Wednesday, July 9, 2014

a survey of Canadian cities in seven days: Toronto

Continuing my stories of each Canadian city I visited during my seven day sprint across the country:

Toronto is an assault to the senses for every Canadian that is not from Toronto. It's the biggest Canadian city. As an outsider, you are pretty much guaranteed to be overwhelmed every time. There is ten of everything. Two Korea towns. Millions of people. Cars everywhere, even in the suburban plaza parking lots. Traffic jams at midnight.

I have fallen in love with the pace of small town life, but I confess that even as I continue to live in Cambridge Bay, I often dream at night of going back to Toronto. In these dreams, I always have a limited amount of time and a burning desire to see everything while I'm there. Shopping on Queen West! Lounging at the Beaches! Soondubu chigae at Bloor & Christie! Ramen at Momofuku! Soju bars at Yonge & Finch! Plus dozens of friends I'd like to catch up with.  In my dreams, there is always a continuous theme of not having enough time to see all the things I want to do in Toronto. It doesn't help that I hadn't been back there in years.  Having moved to Nunavut, all of our trips down south are to Ottawa, and we usually just don't have enough time to make a side trip to Toronto.
This time, however, we made it happen. I had twenty-four hours in Toronto. There was no way - no matter how much sleep I was willing to give up - that I was going to have time to do everything, or really, anything, that I had been dreaming of doing. I certainly wasn't going to have time to see any of my friends, so I kept my presence in the T-dot a bit of a secret, slipping in under the radar.
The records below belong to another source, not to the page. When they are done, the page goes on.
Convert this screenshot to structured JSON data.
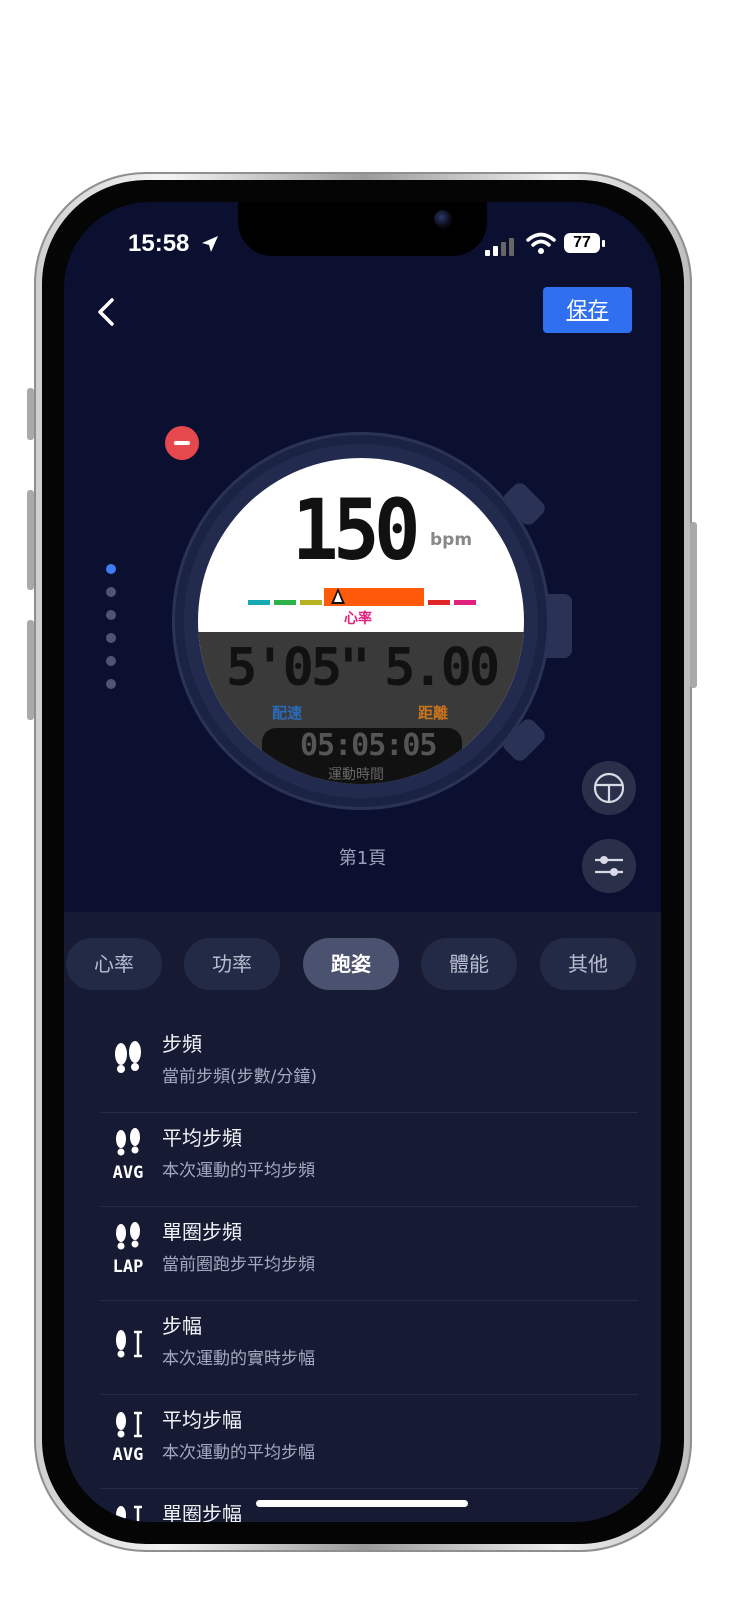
{
  "status_bar": {
    "time": "15:58",
    "battery": "77"
  },
  "header": {
    "save_label": "保存"
  },
  "watch": {
    "heart_rate": "150",
    "heart_rate_unit": "bpm",
    "heart_rate_label": "心率",
    "pace": "5'05\"",
    "pace_label": "配速",
    "distance": "5.00",
    "distance_label": "距離",
    "duration": "05:05:05",
    "duration_label": "運動時間",
    "zone_colors": [
      "#17a9b5",
      "#2bb34a",
      "#b6b223",
      "#ff5a0a",
      "#e02525",
      "#e4207d"
    ]
  },
  "page_indicator": {
    "count": 6,
    "active_index": 0
  },
  "page_label": "第1頁",
  "tabs": [
    {
      "label": "心率",
      "active": false
    },
    {
      "label": "功率",
      "active": false
    },
    {
      "label": "跑姿",
      "active": true
    },
    {
      "label": "體能",
      "active": false
    },
    {
      "label": "其他",
      "active": false
    }
  ],
  "metrics": [
    {
      "title": "步頻",
      "subtitle": "當前步頻(步數/分鐘)",
      "icon": "footsteps-icon",
      "badge": ""
    },
    {
      "title": "平均步頻",
      "subtitle": "本次運動的平均步頻",
      "icon": "footsteps-avg-icon",
      "badge": "AVG"
    },
    {
      "title": "單圈步頻",
      "subtitle": "當前圈跑步平均步頻",
      "icon": "footsteps-lap-icon",
      "badge": "LAP"
    },
    {
      "title": "步幅",
      "subtitle": "本次運動的實時步幅",
      "icon": "stride-icon",
      "badge": ""
    },
    {
      "title": "平均步幅",
      "subtitle": "本次運動的平均步幅",
      "icon": "stride-avg-icon",
      "badge": "AVG"
    },
    {
      "title": "單圈步幅",
      "subtitle": "",
      "icon": "stride-lap-icon",
      "badge": ""
    }
  ]
}
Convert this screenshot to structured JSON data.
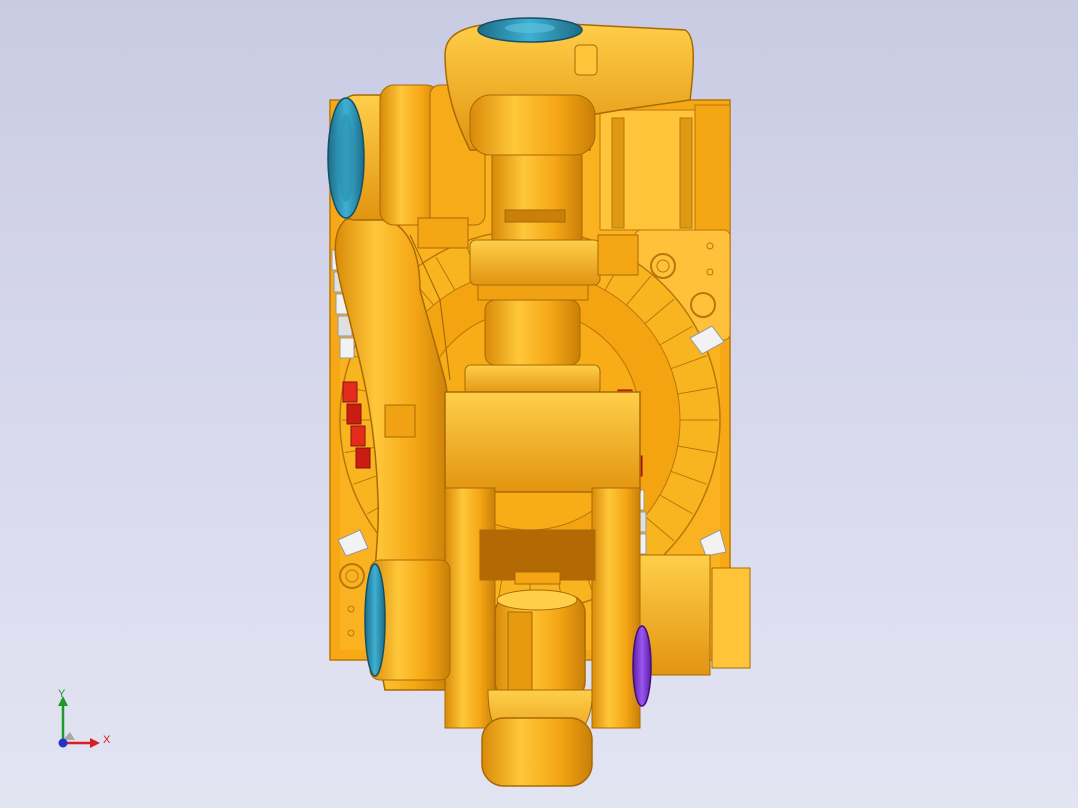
{
  "scene": {
    "subject": "robot-arm-cad-model",
    "colors": {
      "background_top": "#c9cbe3",
      "background_bottom": "#e3e4f2",
      "body_orange": "#f5a614",
      "body_light": "#ffc73a",
      "body_shadow": "#c97f08",
      "highlight": "#ffe27a",
      "cap_blue": "#2a8fb0",
      "cap_purple": "#7a2fd6",
      "accent_red": "#e42b1c",
      "accent_white": "#f2f2f2"
    }
  },
  "triad": {
    "x_label": "X",
    "y_label": "Y",
    "x_color": "#d42020",
    "y_color": "#1f9a2a",
    "z_color": "#2233cc"
  }
}
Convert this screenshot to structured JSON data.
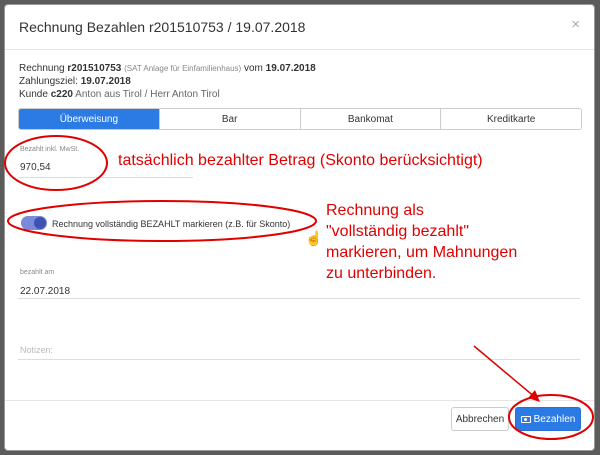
{
  "dialog": {
    "title": "Rechnung Bezahlen r201510753 / 19.07.2018",
    "close_glyph": "×"
  },
  "info": {
    "invoice_prefix": "Rechnung ",
    "invoice_number": "r201510753",
    "invoice_desc": "(SAT Anlage für Einfamilienhaus)",
    "invoice_from": " vom ",
    "invoice_date": "19.07.2018",
    "due_label": "Zahlungsziel: ",
    "due_date": "19.07.2018",
    "customer_label": "Kunde ",
    "customer_id": "c220",
    "customer_name": " Anton aus Tirol / Herr Anton Tirol"
  },
  "tabs": [
    {
      "label": "Überweisung",
      "active": true
    },
    {
      "label": "Bar",
      "active": false
    },
    {
      "label": "Bankomat",
      "active": false
    },
    {
      "label": "Kreditkarte",
      "active": false
    }
  ],
  "form": {
    "amount_label": "Bezahlt inkl. MwSt.",
    "amount_value": "970,54",
    "toggle_label": "Rechnung vollständig BEZAHLT markieren (z.B. für Skonto)",
    "toggle_on": true,
    "paid_on_label": "bezahlt am",
    "paid_on_value": "22.07.2018",
    "notes_placeholder": "Notizen:"
  },
  "annotations": {
    "amount_note": "tatsächlich bezahlter Betrag (Skonto berücksichtigt)",
    "toggle_note_1": "Rechnung als",
    "toggle_note_2": "\"vollständig bezahlt\"",
    "toggle_note_3": "markieren, um Mahnungen",
    "toggle_note_4": "zu unterbinden.",
    "color": "#e10000"
  },
  "buttons": {
    "cancel": "Abbrechen",
    "pay": "Bezahlen"
  },
  "colors": {
    "primary": "#2c7be5",
    "toggle": "#3f51b5"
  }
}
The official reason we were in Toronto was to celebrate my grandmother's birthday.  The entire family came out, and I think she was pleased that we had all gathered for the occasion.  We met up at a Japanese-style Korean restaurant, one of those joints where the food that is served is inspired by Japanese cuisine but in reality is run entirely by Korean staff serving a Korean clientele, because Toronto is big enough to have those things.

A sushi boat

the "kids"

birthday girl

Shortly after this photo was taken, the birthday cake caught on fire.  My grandmother is no spring chicken, you know, and there were a lot of candles on the cake, which was made out of mugwort.  As the flames started and everyone started panicking, my grandmother reached her hand out in the most nonchalant manner possible and put the fire out with her own fingers.  She's so tough.

family photo

After dinner, we went to a Korean karaoke bar at Yonge & Finch. With my grandmother.  Let me tell you something about my family: we love to sing.  Impressions of western-style karaoke seem to involve drinking several beers to gain the liquid courage to go up on stage and sing an old classic in front of a crowded bar full of strangers.  My family, we love to sing. We'll sing completely sober. In a private room. Korean karaoke style.  With lots of snacks, of course.

Well, if I wasn't going to have time to do everything while I was in Toronto, the one thing I wanted to do was hang out with my peeps (Koreans) in my place (Korea town).


Afterwards, some of us younger folks went downtown to a club. Clubbing in Toronto is always a radically different experience than Ottawa and other smaller cities.  It involves walking through the clubbing district while barkers try to get you to go into their club. If one of them happens to be working for the club that you actually want to go to, you stop, pretending to be bored and disinterested and express to them in a bored and disinterested manner that you just don't want to pay $20 cover to get in; can he not give us a deal?  Also, we don't want to wait in line.  It's useful to bring young good-looking people around when you engage in such negotiations. I doubt I would have gotten very far on my own with my rural sensibilities and my grey hairs.

This, however, is pretty much our second home in Toronto:

The Galleria is one of many Korean grocery stores which are the size of T&Ts and Loblaws but devoted entirely to only Korean groceries.  Considering the fact that I come from a town where I am the only Korean and the only grocery store in town is about the size of the Galleria's produce section, it's pretty easy to be dazzled.

It was a whirlwind 24 hours where I managed to squeeze in sushi, karaoke, clubbing, and grocery shopping.  My list will be much longer the next time I come back to Toronto (whenever that will be), but hopefully I'll be in town for more than a day.